Then there’s the idea that cutting taxes, particularly for corporations and the wealthy, is worth whatever the cost to public services and institutions. Decades of austerity has thinned staff, equipment, and planning at public health agencies. Almost a quarter of the local public health workforce has been lost since 2008. Funding for the Centers for Disease Control and Prevention (CDC) — more than half of which goes out to states, cities, and towns — has been cut by 10 percent over the past decade.
As budgets have tightened, not only in public health but across public institutions, the concept of running government like a business has become common sense. Trump’s response to questions about his administration’s cuts to the CDC budget offers a staggering example: “Some of the people we cut, they haven’t been used for many, many years . . . I’m a business person — I don’t like having thousands of people around when you don’t need them. When we need them, we can get them back very quickly.”
The proper neoliberal approach to public goods like health care and public education is to subject them to business practices like outsourcing and just-in-time manufacturing. Whether the service achieves its public purpose becomes secondary to “saving taxpayer money.”
As we face down the worst month for layoffs in US history, does anyone have confidence in our already tattered social safety net? Twenty-three states were already running low on money in their unemployment trust funds before COVID-19. The nation’s Temporary Assistance for Needy Families (TANF) program reaches only 22 percent of families with children living in poverty due to work requirements, strict time limits, and other barriers.
For comparison, Denmark — a country with already robust social services — has committed to paying 75 percent to 90 percent of salaries if businesses do not lay off workers during the crisis.
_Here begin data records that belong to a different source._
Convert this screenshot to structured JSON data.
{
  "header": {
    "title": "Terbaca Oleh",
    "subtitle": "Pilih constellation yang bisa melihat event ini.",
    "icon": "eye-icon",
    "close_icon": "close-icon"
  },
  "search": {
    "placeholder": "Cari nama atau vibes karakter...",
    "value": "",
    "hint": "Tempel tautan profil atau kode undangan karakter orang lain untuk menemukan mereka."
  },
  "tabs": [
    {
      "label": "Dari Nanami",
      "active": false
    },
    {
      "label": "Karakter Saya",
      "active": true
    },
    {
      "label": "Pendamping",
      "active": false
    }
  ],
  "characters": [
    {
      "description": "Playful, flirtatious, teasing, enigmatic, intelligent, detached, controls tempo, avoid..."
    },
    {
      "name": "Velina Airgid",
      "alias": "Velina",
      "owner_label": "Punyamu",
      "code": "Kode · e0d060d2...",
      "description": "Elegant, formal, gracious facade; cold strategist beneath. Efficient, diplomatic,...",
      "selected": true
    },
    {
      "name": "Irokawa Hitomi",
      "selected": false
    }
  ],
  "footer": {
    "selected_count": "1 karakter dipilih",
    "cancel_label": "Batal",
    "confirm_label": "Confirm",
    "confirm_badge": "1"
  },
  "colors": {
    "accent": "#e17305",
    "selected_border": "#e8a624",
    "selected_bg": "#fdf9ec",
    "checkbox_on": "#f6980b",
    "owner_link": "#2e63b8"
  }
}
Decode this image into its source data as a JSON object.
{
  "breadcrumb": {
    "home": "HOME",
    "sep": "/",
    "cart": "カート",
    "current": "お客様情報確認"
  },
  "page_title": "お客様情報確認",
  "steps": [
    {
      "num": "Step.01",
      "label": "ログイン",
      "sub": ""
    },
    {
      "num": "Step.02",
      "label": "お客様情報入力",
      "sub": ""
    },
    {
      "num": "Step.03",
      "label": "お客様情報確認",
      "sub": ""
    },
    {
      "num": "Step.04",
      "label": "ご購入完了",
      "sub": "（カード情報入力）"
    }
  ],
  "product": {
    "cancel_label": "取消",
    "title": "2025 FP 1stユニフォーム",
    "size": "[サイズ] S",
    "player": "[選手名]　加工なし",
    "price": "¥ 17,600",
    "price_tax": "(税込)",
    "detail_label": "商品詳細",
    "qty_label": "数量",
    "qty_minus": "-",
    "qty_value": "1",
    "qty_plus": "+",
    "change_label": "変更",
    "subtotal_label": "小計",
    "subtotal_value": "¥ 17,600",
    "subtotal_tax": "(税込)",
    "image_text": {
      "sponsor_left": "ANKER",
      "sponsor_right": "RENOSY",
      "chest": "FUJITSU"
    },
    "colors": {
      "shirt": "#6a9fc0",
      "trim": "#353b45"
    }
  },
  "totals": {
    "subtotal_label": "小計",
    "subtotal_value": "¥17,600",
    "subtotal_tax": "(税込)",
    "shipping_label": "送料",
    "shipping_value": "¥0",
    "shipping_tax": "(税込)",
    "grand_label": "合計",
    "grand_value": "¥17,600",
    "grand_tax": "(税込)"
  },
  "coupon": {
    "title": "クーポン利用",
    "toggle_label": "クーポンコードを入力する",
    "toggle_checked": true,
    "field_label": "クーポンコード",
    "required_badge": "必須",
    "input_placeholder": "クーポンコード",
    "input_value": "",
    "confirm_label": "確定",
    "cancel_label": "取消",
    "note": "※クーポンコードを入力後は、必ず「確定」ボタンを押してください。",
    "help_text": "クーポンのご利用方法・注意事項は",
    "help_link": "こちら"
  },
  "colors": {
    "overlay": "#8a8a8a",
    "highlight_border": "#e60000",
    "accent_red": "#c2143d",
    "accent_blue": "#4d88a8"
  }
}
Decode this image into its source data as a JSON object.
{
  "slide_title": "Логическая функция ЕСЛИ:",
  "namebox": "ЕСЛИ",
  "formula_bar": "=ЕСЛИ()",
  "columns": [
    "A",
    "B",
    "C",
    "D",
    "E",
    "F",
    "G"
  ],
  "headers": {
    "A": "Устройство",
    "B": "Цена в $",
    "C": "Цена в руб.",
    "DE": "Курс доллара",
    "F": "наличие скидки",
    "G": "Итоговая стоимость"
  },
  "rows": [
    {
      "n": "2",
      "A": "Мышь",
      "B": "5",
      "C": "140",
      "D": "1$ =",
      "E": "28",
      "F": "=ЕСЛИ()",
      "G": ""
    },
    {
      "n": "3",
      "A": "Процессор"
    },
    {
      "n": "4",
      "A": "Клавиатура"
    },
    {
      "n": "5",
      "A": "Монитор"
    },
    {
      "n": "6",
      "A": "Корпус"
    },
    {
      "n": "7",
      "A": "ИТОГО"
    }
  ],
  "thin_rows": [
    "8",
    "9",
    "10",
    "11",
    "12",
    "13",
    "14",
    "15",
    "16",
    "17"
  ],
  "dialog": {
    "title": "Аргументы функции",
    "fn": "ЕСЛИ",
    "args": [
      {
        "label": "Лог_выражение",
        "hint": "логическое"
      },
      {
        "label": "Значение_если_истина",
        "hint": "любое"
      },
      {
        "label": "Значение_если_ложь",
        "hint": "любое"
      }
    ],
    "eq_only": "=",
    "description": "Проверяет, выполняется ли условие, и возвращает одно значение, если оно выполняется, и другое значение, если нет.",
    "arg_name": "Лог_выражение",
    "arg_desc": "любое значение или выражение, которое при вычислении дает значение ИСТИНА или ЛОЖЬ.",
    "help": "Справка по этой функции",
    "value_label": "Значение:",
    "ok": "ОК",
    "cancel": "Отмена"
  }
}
Whatever the US stimulus package eventually looks like, neoliberal ideas about the limited role of government aren’t looking so hot right now. How could anyone argue against everyone having access to basic needs like health care, food, and the internet? Millions of students are now relying on online learning to attend school and picking up free meals from school campuses. Millions of workers are working on laptops from home.
But will bigger, enduring ideas about a more democratic, more collective future beyond the horizon of neoliberalism take hold? Or will right-wing populism fueled by racism ramp up carceral policies and maintain closed borders for everyday working people? That will depend, as it always does, on whether we have the power to put our ideas into action — whether we organize to demand it.
As the outbreak has exposed, collective power is our best protection. Health care and airport workers were demanding more equipment and training to protect themselves and others weeks before the Trump administration took COVID-19 seriously. (In fact, back in 2014, as an Ebola outbreak spread beyond West Africa, unionized medical interns, residents, and fellows pressured hospital administrators to collaborate on plans to keep both staff and patients safe.) Activists in cars are surrounding immigration detention centers to demand the release of detainees. Homeless families are occupying vacant, publicly owned homes. Public bus drivers in Detroit walked off the job and won protective equipment and free fares for the duration of the outbreak.
Almost everyone is pro-government in the middle of an economic crisis. “I am a conservative . . . Civilization requires government,” wrote John Hood, chairman of the John Locke Foundation, in a recent op-ed. But we can go beyond calls for temporary government intervention in markets and demand taking our basic needs out of the market altogether.
As David Harvey and others have stressed, neoliberalism has never been solely about ideas. It’s a political project designed to bolster the power and wealth of elites against gains made by working people in the mid-twentieth century. Only collective power will bury it for good — the new ideas will follow.